Each record is to be given again precisely as written.

***** Information given *****

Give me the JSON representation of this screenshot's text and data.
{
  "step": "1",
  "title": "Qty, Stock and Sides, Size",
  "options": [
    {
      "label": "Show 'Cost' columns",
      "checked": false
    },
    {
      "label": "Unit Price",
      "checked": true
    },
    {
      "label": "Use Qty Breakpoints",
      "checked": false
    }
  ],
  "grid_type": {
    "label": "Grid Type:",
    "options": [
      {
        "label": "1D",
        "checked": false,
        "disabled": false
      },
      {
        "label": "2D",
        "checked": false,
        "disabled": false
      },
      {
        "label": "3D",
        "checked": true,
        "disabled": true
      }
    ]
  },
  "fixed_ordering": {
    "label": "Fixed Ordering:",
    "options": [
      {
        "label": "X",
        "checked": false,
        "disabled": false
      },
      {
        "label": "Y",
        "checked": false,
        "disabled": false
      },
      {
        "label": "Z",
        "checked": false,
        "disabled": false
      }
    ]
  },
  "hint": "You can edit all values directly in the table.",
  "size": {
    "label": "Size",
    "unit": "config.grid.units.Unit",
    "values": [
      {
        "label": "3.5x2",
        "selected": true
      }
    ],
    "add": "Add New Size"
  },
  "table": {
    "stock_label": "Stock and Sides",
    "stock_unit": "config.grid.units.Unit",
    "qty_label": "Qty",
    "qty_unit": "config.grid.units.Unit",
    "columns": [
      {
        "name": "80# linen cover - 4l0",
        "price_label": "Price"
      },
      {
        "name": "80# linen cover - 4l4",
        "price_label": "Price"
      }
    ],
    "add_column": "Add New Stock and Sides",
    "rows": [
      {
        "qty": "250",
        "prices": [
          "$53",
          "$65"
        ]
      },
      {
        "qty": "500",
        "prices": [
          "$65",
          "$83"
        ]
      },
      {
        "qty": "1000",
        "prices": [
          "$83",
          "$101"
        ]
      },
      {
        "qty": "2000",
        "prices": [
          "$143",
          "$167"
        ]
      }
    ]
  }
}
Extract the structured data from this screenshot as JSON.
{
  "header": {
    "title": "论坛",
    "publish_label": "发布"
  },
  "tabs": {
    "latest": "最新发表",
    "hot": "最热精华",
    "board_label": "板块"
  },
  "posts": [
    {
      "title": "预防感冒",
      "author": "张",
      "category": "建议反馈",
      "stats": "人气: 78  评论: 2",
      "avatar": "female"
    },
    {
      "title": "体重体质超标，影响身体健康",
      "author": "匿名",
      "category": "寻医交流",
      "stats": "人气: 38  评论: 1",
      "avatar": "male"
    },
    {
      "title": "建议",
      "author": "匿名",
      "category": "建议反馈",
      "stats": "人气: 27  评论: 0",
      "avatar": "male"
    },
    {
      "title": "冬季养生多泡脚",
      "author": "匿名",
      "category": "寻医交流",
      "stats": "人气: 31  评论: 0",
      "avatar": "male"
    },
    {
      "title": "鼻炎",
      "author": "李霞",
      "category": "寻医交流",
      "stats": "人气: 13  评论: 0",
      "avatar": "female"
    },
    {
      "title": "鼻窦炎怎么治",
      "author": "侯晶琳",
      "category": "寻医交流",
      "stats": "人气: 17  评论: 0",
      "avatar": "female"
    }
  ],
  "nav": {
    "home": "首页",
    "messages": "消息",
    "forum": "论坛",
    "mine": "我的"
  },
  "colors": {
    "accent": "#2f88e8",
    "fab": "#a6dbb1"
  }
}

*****

Exercise response —
Give me the JSON representation of this screenshot's text and data.
{
  "step": "1",
  "title": "Qty, Stock and Sides, Size",
  "options": [
    {
      "label": "Show 'Cost' columns",
      "checked": false
    },
    {
      "label": "Unit Price",
      "checked": true
    },
    {
      "label": "Use Qty Breakpoints",
      "checked": false
    }
  ],
  "grid_type": {
    "label": "Grid Type:",
    "options": [
      {
        "label": "1D",
        "checked": false,
        "disabled": false
      },
      {
        "label": "2D",
        "checked": false,
        "disabled": false
      },
      {
        "label": "3D",
        "checked": true,
        "disabled": true
      }
    ]
  },
  "fixed_ordering": {
    "label": "Fixed Ordering:",
    "options": [
      {
        "label": "X",
        "checked": false,
        "disabled": false
      },
      {
        "label": "Y",
        "checked": false,
        "disabled": false
      },
      {
        "label": "Z",
        "checked": false,
        "disabled": false
      }
    ]
  },
  "hint": "You can edit all values directly in the table.",
  "size": {
    "label": "Size",
    "unit": "config.grid.units.Unit",
    "values": [
      {
        "label": "3.5x2",
        "selected": true
      }
    ],
    "add": "Add New Size"
  },
  "table": {
    "stock_label": "Stock and Sides",
    "stock_unit": "config.grid.units.Unit",
    "qty_label": "Qty",
    "qty_unit": "config.grid.units.Unit",
    "columns": [
      {
        "name": "80# linen cover - 4l0",
        "price_label": "Price"
      },
      {
        "name": "80# linen cover - 4l4",
        "price_label": "Price"
      }
    ],
    "add_column": "Add New Stock and Sides",
    "rows": [
      {
        "qty": "250",
        "prices": [
          "$53",
          "$65"
        ]
      },
      {
        "qty": "500",
        "prices": [
          "$65",
          "$83"
        ]
      },
      {
        "qty": "1000",
        "prices": [
          "$83",
          "$101"
        ]
      },
      {
        "qty": "2000",
        "prices": [
          "$143",
          "$167"
        ]
      }
    ]
  }
}
Extract the structured data from this screenshot as JSON.
{
  "header": {
    "title": "论坛",
    "publish_label": "发布"
  },
  "tabs": {
    "latest": "最新发表",
    "hot": "最热精华",
    "board_label": "板块"
  },
  "posts": [
    {
      "title": "预防感冒",
      "author": "张",
      "category": "建议反馈",
      "stats": "人气: 78  评论: 2",
      "avatar": "female"
    },
    {
      "title": "体重体质超标，影响身体健康",
      "author": "匿名",
      "category": "寻医交流",
      "stats": "人气: 38  评论: 1",
      "avatar": "male"
    },
    {
      "title": "建议",
      "author": "匿名",
      "category": "建议反馈",
      "stats": "人气: 27  评论: 0",
      "avatar": "male"
    },
    {
      "title": "冬季养生多泡脚",
      "author": "匿名",
      "category": "寻医交流",
      "stats": "人气: 31  评论: 0",
      "avatar": "male"
    },
    {
      "title": "鼻炎",
      "author": "李霞",
      "category": "寻医交流",
      "stats": "人气: 13  评论: 0",
      "avatar": "female"
    },
    {
      "title": "鼻窦炎怎么治",
      "author": "侯晶琳",
      "category": "寻医交流",
      "stats": "人气: 17  评论: 0",
      "avatar": "female"
    }
  ],
  "nav": {
    "home": "首页",
    "messages": "消息",
    "forum": "论坛",
    "mine": "我的"
  },
  "colors": {
    "accent": "#2f88e8",
    "fab": "#a6dbb1"
  }
}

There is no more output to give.